"At the time, there would have been a lot of Indians, not necessarily just Wyandots, but all the tribes had a lot of difficulty surviving and retaining their identities," Mr. Divine said. "There was a lot of persecution, there was a lot of trouble you could get into simply for being Indian. It was very, very, very common up until the 1960s and even 1970s, for people to deny their heritage and simply live as whites. So if Irvin did that, he would have been one of many."

"It's such a painful history," the Cherokee scholar Eva Marie Garroutte, author of the 2003 study, Real Indians: Identity and the Survival of Native America, said in an interview earlier this year. "And it's not like it's history, either."

A strange question

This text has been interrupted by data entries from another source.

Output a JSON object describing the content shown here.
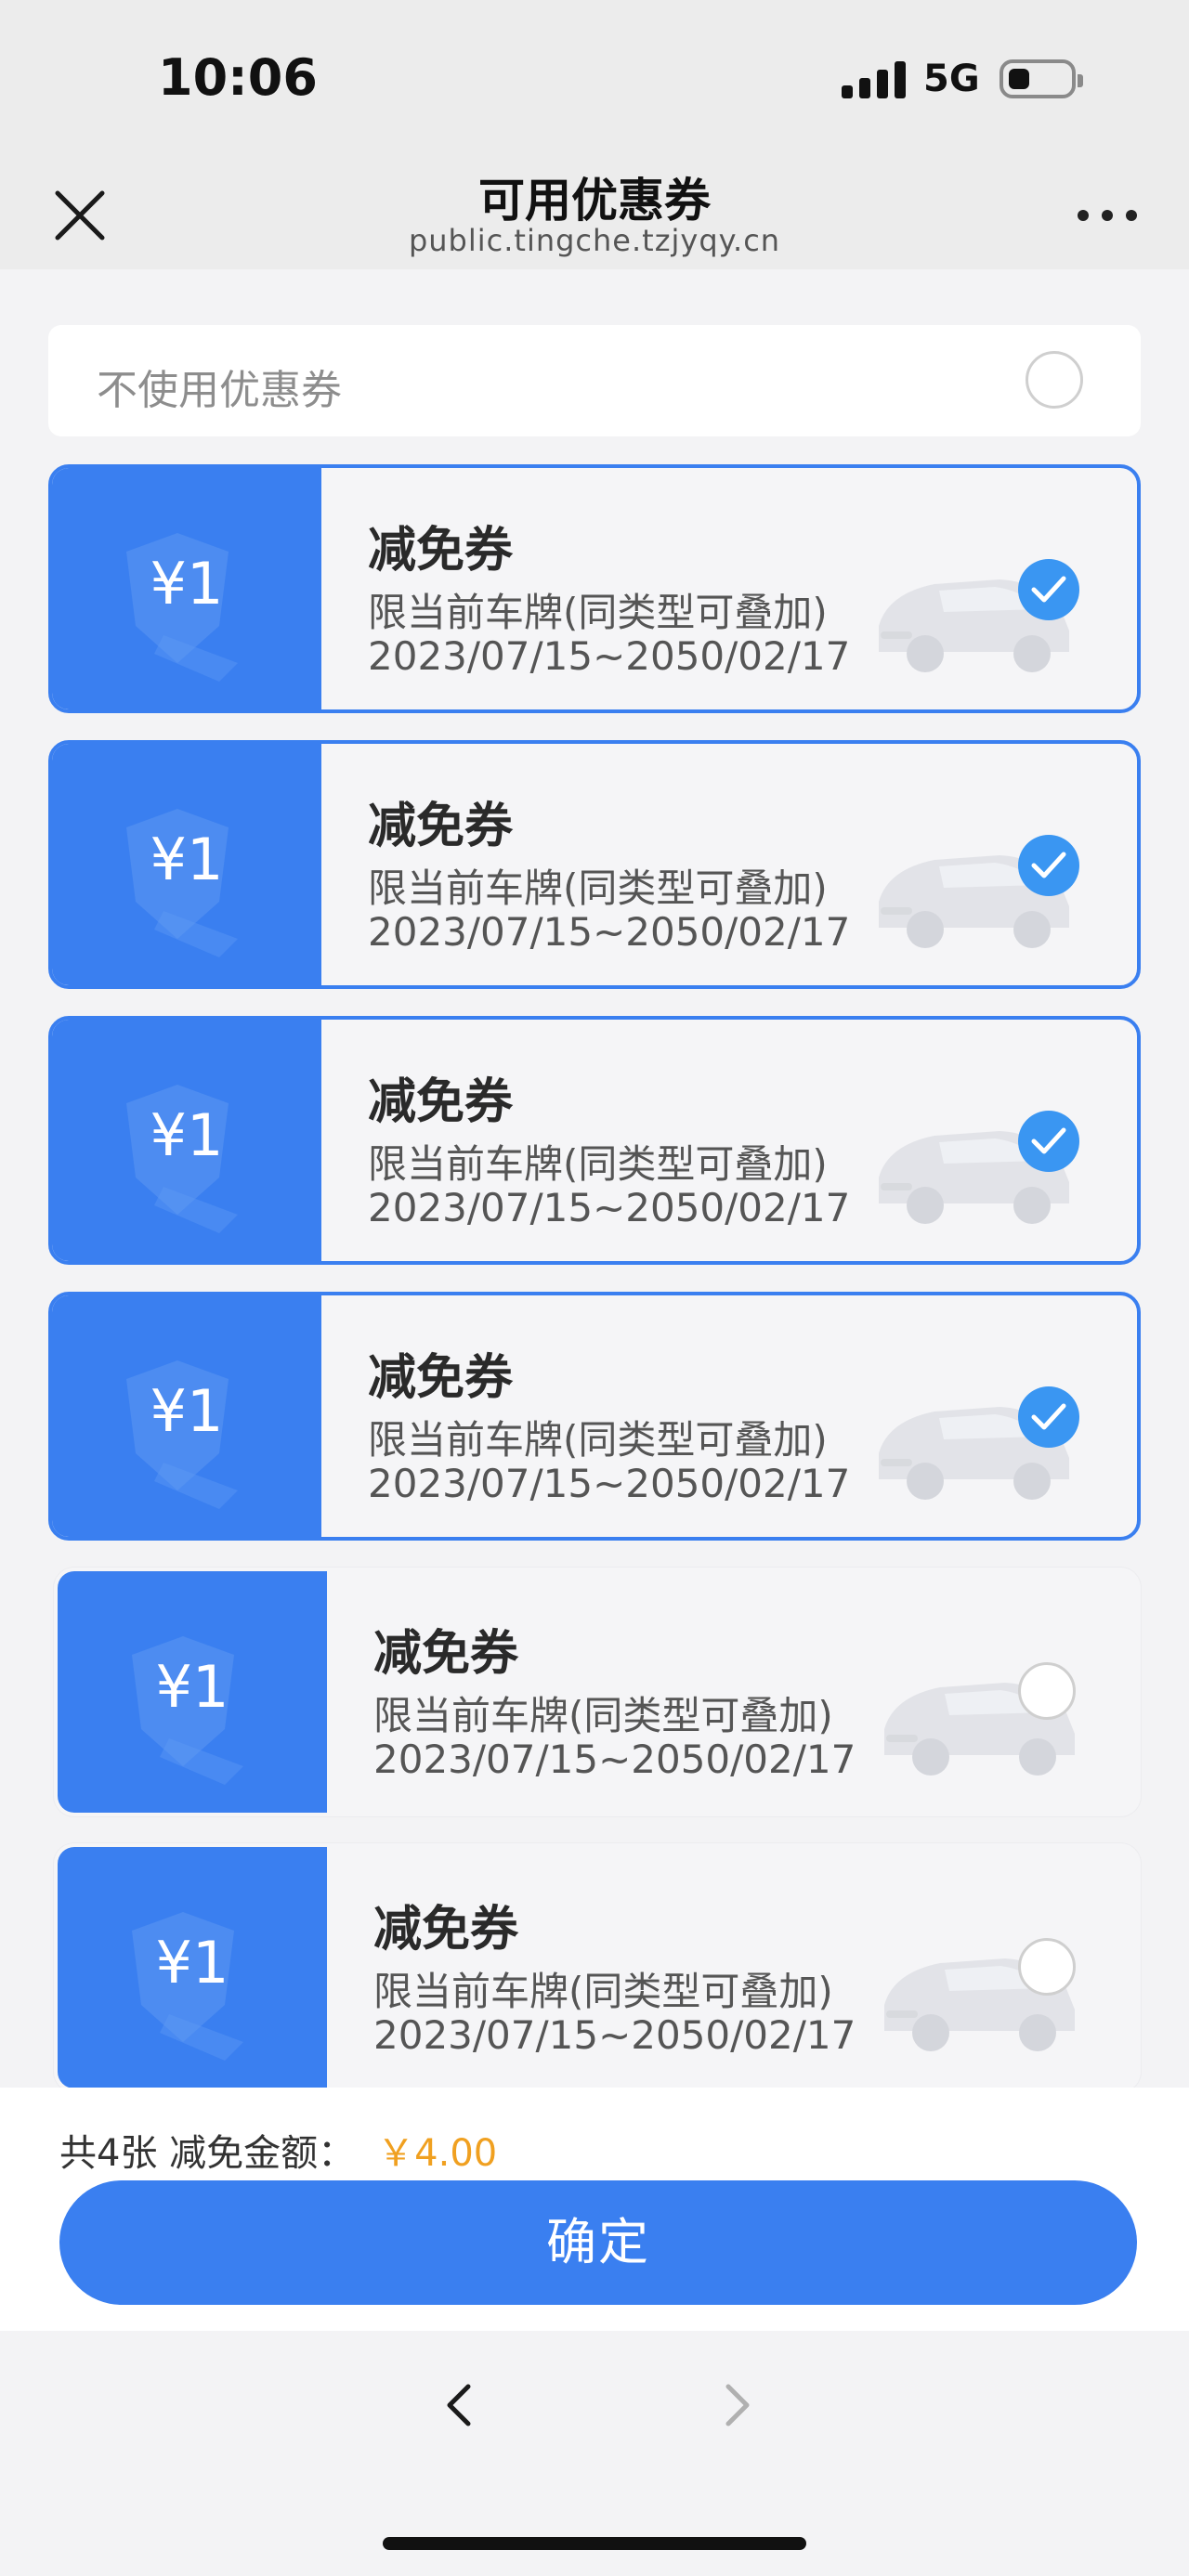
{
  "status_bar": {
    "time": "10:06",
    "network": "5G"
  },
  "header": {
    "title": "可用优惠券",
    "url": "public.tingche.tzjyqy.cn",
    "close_icon": "close-icon",
    "more_icon": "more-icon"
  },
  "no_coupon": {
    "label": "不使用优惠券",
    "selected": false
  },
  "coupons": [
    {
      "amount": "¥1",
      "title": "减免券",
      "desc": "限当前车牌(同类型可叠加)",
      "date": "2023/07/15~2050/02/17",
      "selected": true
    },
    {
      "amount": "¥1",
      "title": "减免券",
      "desc": "限当前车牌(同类型可叠加)",
      "date": "2023/07/15~2050/02/17",
      "selected": true
    },
    {
      "amount": "¥1",
      "title": "减免券",
      "desc": "限当前车牌(同类型可叠加)",
      "date": "2023/07/15~2050/02/17",
      "selected": true
    },
    {
      "amount": "¥1",
      "title": "减免券",
      "desc": "限当前车牌(同类型可叠加)",
      "date": "2023/07/15~2050/02/17",
      "selected": true
    },
    {
      "amount": "¥1",
      "title": "减免券",
      "desc": "限当前车牌(同类型可叠加)",
      "date": "2023/07/15~2050/02/17",
      "selected": false
    },
    {
      "amount": "¥1",
      "title": "减免券",
      "desc": "限当前车牌(同类型可叠加)",
      "date": "2023/07/15~2050/02/17",
      "selected": false
    }
  ],
  "summary": {
    "count_text": "共4张 减免金额：",
    "amount": "￥4.00"
  },
  "confirm_label": "确定",
  "colors": {
    "accent": "#3a7ff0",
    "check": "#3a96f2",
    "amount": "#f0a020"
  }
}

Of all the people who were deceived about Robert Armstrong's real identity, his family members do not appear to have been among them. He married a fellow Prince Albert resident named Adeline Burke in 1888, a woman reputed by family lore to have Inuit blood. Although he was going by Armstrong at the time, and his background "wouldn't have been widely known" in Canada, his wife "probably knew" about his past, Mr. Pihach believes.

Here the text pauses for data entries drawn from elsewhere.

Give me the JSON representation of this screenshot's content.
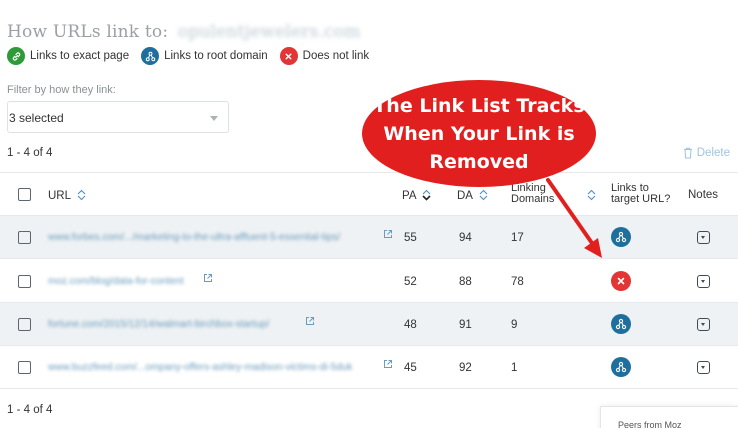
{
  "header": {
    "title": "How URLs link to:",
    "domain": "opulentjewelers.com"
  },
  "legend": [
    {
      "label": "Links to exact page",
      "icon": "link-icon",
      "color": "#2e9a3a"
    },
    {
      "label": "Links to root domain",
      "icon": "sitemap-icon",
      "color": "#1f6f9e"
    },
    {
      "label": "Does not link",
      "icon": "x-icon",
      "color": "#e23535"
    }
  ],
  "filter": {
    "label": "Filter by how they link:",
    "selected": "3 selected"
  },
  "pagination": {
    "top": "1 - 4 of 4",
    "bottom": "1 - 4 of 4"
  },
  "toolbar": {
    "delete_label": "Delete"
  },
  "table": {
    "headers": {
      "url": "URL",
      "pa": "PA",
      "da": "DA",
      "linking_domains_1": "Linking",
      "linking_domains_2": "Domains",
      "links_to_target_1": "Links to",
      "links_to_target_2": "target URL?",
      "notes": "Notes"
    },
    "rows": [
      {
        "url": "www.forbes.com/.../marketing-to-the-ultra-affluent-5-essential-tips/",
        "pa": "55",
        "da": "94",
        "linking_domains": "17",
        "status": "root-domain"
      },
      {
        "url": "moz.com/blog/data-for-content",
        "pa": "52",
        "da": "88",
        "linking_domains": "78",
        "status": "does-not-link"
      },
      {
        "url": "fortune.com/2015/12/14/walmart-birchbox-startup/",
        "pa": "48",
        "da": "91",
        "linking_domains": "9",
        "status": "root-domain"
      },
      {
        "url": "www.buzzfeed.com/...ompany-offers-ashley-madison-victims-di-5duk",
        "pa": "45",
        "da": "92",
        "linking_domains": "1",
        "status": "root-domain"
      }
    ]
  },
  "callout": {
    "line1": "The Link List Tracks",
    "line2": "When Your Link is",
    "line3": "Removed",
    "color": "#e21f1f"
  },
  "popup": {
    "text": "Peers from Moz"
  },
  "colors": {
    "link_blue": "#1f6f9e",
    "link_green": "#2e9a3a",
    "does_not_link_red": "#e23535"
  }
}
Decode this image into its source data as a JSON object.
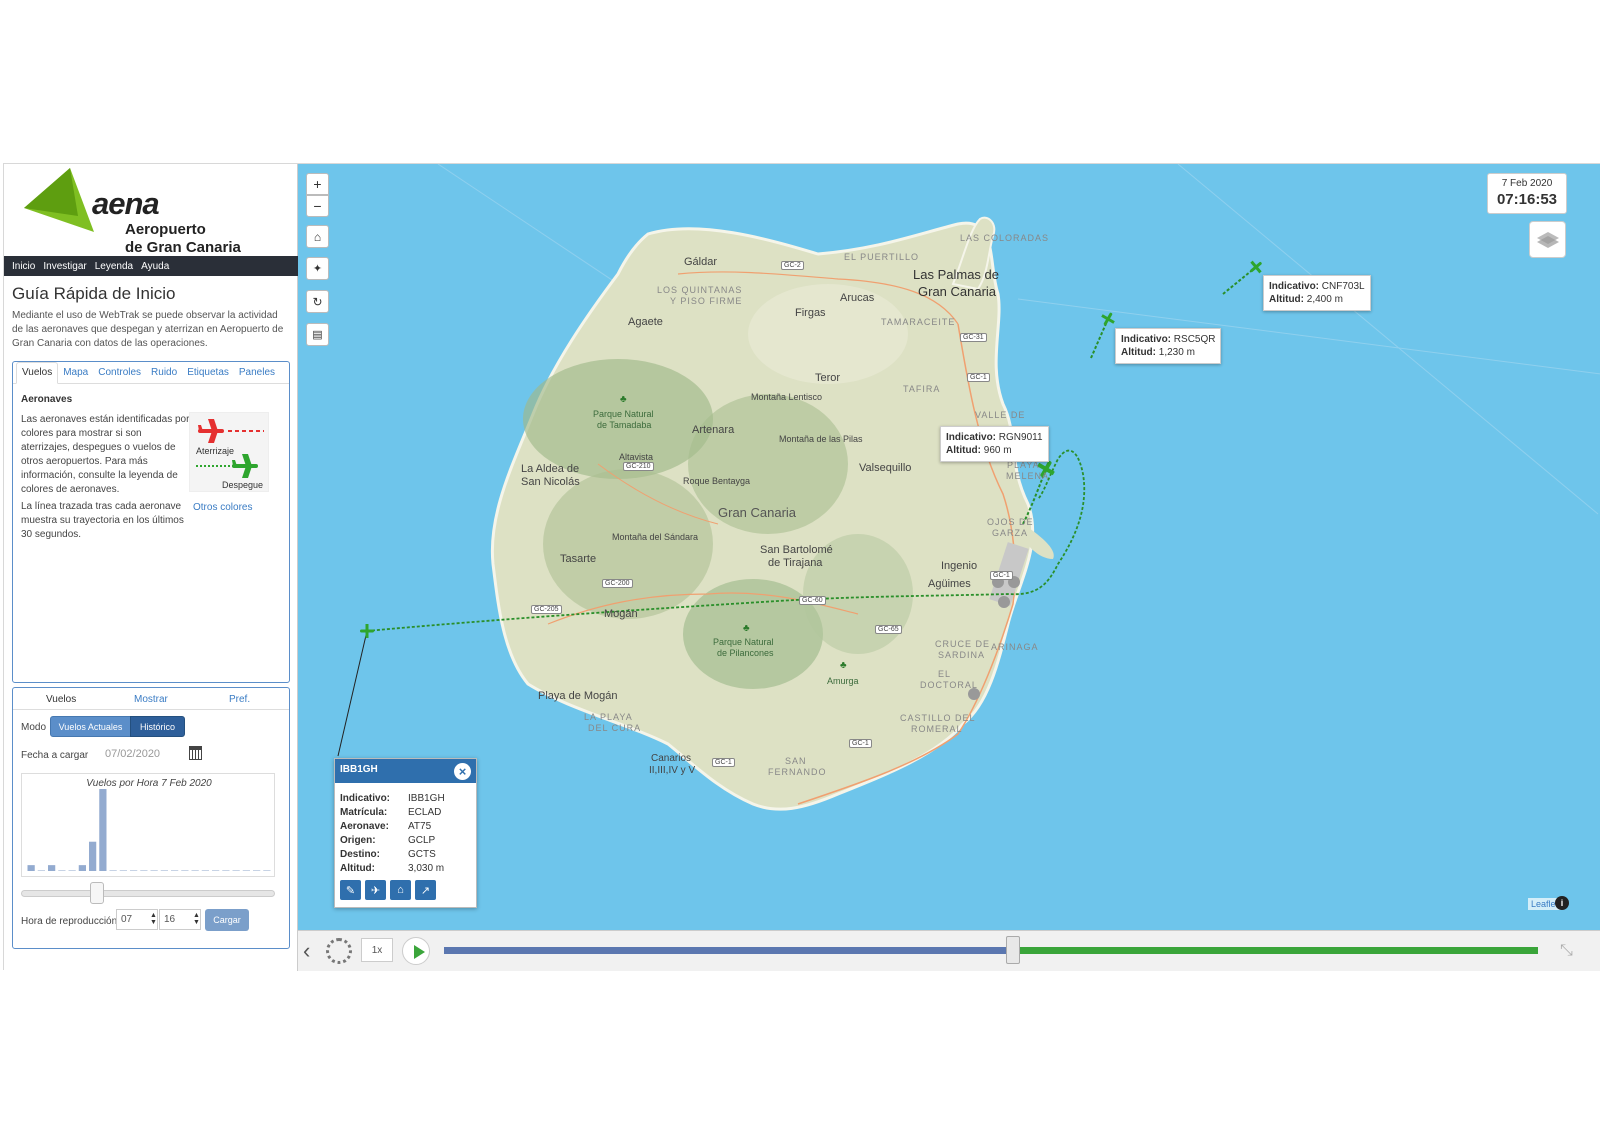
{
  "brand": {
    "word": "aena",
    "line1": "Aeropuerto",
    "line2": "de Gran Canaria"
  },
  "nav": [
    "Inicio",
    "Investigar",
    "Leyenda",
    "Ayuda"
  ],
  "guide": {
    "title": "Guía Rápida de Inicio",
    "intro": "Mediante el uso de WebTrak se puede observar la actividad de las aeronaves que despegan y aterrizan en Aeropuerto de Gran Canaria con datos de las operaciones.",
    "tabs": [
      "Vuelos",
      "Mapa",
      "Controles",
      "Ruido",
      "Etiquetas",
      "Paneles"
    ],
    "active_tab": "Vuelos",
    "aero_heading": "Aeronaves",
    "aero_text": "Las aeronaves están identificadas por colores para mostrar si son aterrizajes, despegues o vuelos de otros aeropuertos. Para más información, consulte la leyenda de colores de aeronaves.",
    "legend_landing": "Aterrizaje",
    "legend_takeoff": "Despegue",
    "trail_text": "La línea trazada tras cada aeronave muestra su trayectoria en los últimos 30 segundos.",
    "other_colors": "Otros colores"
  },
  "controls": {
    "tabs": [
      "Vuelos",
      "Mostrar",
      "Pref."
    ],
    "mode_label": "Modo",
    "mode_current": "Vuelos Actuales",
    "mode_history": "Histórico",
    "date_label": "Fecha a cargar",
    "date_value": "07/02/2020",
    "histogram_title": "Vuelos por Hora 7 Feb 2020",
    "histogram_values": [
      1,
      0,
      1,
      0,
      0,
      1,
      5,
      14,
      0,
      0,
      0,
      0,
      0,
      0,
      0,
      0,
      0,
      0,
      0,
      0,
      0,
      0,
      0,
      0
    ],
    "slider_fraction": 0.3,
    "hour_label": "Hora de reproducción",
    "hour": "07",
    "minute": "16",
    "load_button": "Cargar"
  },
  "map": {
    "date": "7 Feb 2020",
    "time": "07:16:53",
    "labels": {
      "galdar": "Gáldar",
      "las_palmas_1": "Las Palmas de",
      "las_palmas_2": "Gran Canaria",
      "las_colorados": "LAS COLORADAS",
      "el_puertillo": "EL PUERTILLO",
      "quintanas_1": "LOS QUINTANAS",
      "quintanas_2": "Y PISO FIRME",
      "arucas": "Arucas",
      "agaete": "Agaete",
      "firgas": "Firgas",
      "tamaraceite": "TAMARACEITE",
      "teror": "Teror",
      "tafira": "TAFIRA",
      "montana_lentisco": "Montaña Lentisco",
      "valle": "VALLE DE",
      "tamadaba_1": "Parque Natural",
      "tamadaba_2": "de Tamadaba",
      "artenara": "Artenara",
      "pilas": "Montaña de las Pilas",
      "altavista": "Altavista",
      "aldea_1": "La Aldea de",
      "aldea_2": "San Nicolás",
      "bentayga": "Roque Bentayga",
      "valsequillo": "Valsequillo",
      "playa_melenara_1": "PLAYA",
      "playa_melenara_2": "MELENA",
      "gran_canaria": "Gran Canaria",
      "ojos_1": "OJOS DE",
      "ojos_2": "GARZA",
      "sandara": "Montaña del Sándara",
      "bartolome_1": "San Bartolomé",
      "bartolome_2": "de Tirajana",
      "tasarte": "Tasarte",
      "ingenio": "Ingenio",
      "aguimes": "Agüimes",
      "mogan": "Mogán",
      "pilancones_1": "Parque Natural",
      "pilancones_2": "de Pilancones",
      "cruce_1": "CRUCE DE",
      "cruce_2": "SARDINA",
      "arinaga": "ARINAGA",
      "amurga": "Amurga",
      "playa_mogan": "Playa de Mogán",
      "doctoral_1": "EL",
      "doctoral_2": "DOCTORAL",
      "cura_1": "LA PLAYA",
      "cura_2": "DEL CURA",
      "castillo_1": "CASTILLO DEL",
      "castillo_2": "ROMERAL",
      "canarios_1": "Canarios",
      "canarios_2": "II,III,IV y V",
      "fernando_1": "SAN",
      "fernando_2": "FERNANDO"
    },
    "roads": [
      "GC-2",
      "GC-31",
      "GC-1",
      "GC-210",
      "GC-200",
      "GC-205",
      "GC-60",
      "GC-65",
      "GC-1",
      "GC-1",
      "GC-1"
    ],
    "tooltips": [
      {
        "indicativo_label": "Indicativo:",
        "indicativo": "CNF703L",
        "altitud_label": "Altitud:",
        "altitud": "2,400 m"
      },
      {
        "indicativo_label": "Indicativo:",
        "indicativo": "RSC5QR",
        "altitud_label": "Altitud:",
        "altitud": "1,230 m"
      },
      {
        "indicativo_label": "Indicativo:",
        "indicativo": "RGN9011",
        "altitud_label": "Altitud:",
        "altitud": "960 m"
      }
    ],
    "popup": {
      "title": "IBB1GH",
      "rows": [
        {
          "k": "Indicativo:",
          "v": "IBB1GH"
        },
        {
          "k": "Matrícula:",
          "v": "ECLAD"
        },
        {
          "k": "Aeronave:",
          "v": "AT75"
        },
        {
          "k": "Origen:",
          "v": "GCLP"
        },
        {
          "k": "Destino:",
          "v": "GCTS"
        },
        {
          "k": "Altitud:",
          "v": "3,030 m"
        }
      ]
    },
    "attribution": "Leaflet",
    "colors": {
      "sea": "#6ec5eb",
      "land": "#dfe3c6",
      "takeoff": "#2ea52e",
      "landing": "#e53030",
      "accent": "#2f6fad"
    }
  },
  "playback": {
    "speed": "1x",
    "progress": 0.52
  }
}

An understanding of their Indigenous ancestry certainly trickled down to his descendants. Mr. Pihach spoke to four of Robert Armstrong's grandchildren or great-grandchildren and while "their daily consciousness is not Indigenous," he said, "there is no concealment of their Indigenous roots."

Mr. Wheeler, who described himself as "part Indian," evidently sensed the tension between this heritage and his great-grandfather's role in arresting Riel, who many Indigenous Canadians consider a hero.

"He probably didn't think that they were going to hang him," Mr. Wheeler said, almost apologetically.

Louis Riel addressing the jury during his trial for treason.

But Riel did hang, for treason, in November, 1885 – and Armstrong showed little remorse. When the execution made the benign circumstances of his arrest reflect badly on prime minister John A. Macdonald, who had called for the charge of treason, Armstrong signed a letter published in The Prince Albert Times falsely claiming that Riel was preparing to flee when he was taken into custody.

Armstrong cherished the spoils of his role in ending the rebellion. After the arrest, he looted a horse that had belonged to Riel. Later in life, a silver medal bearing Queen Victoria's image that he received for his service in the rebellion was one of his prized possessions, Mr. Pihach reports. In 1925, the Calgary Stampede made Armstrong a guest of honour.

But even the rollicking, amoral frontiersman seemed, in old age, to experience some sense of disquiet at having helped lead Riel to his controversial fate. During Armstrong's retirement in Calgary, when he lived with one of his daughters, a Riel biographer asked him whether he would have arrested the Métis leader had he known what was going to happen.

Armstrong replied that he was following orders. Mr. Pihach has also reproduced the rest of his reply: "'That is a funny question to ask me. … I was sorry for Riel. If I had had my way, there would have been no hanging of such a man. But that is a strange question to be asked."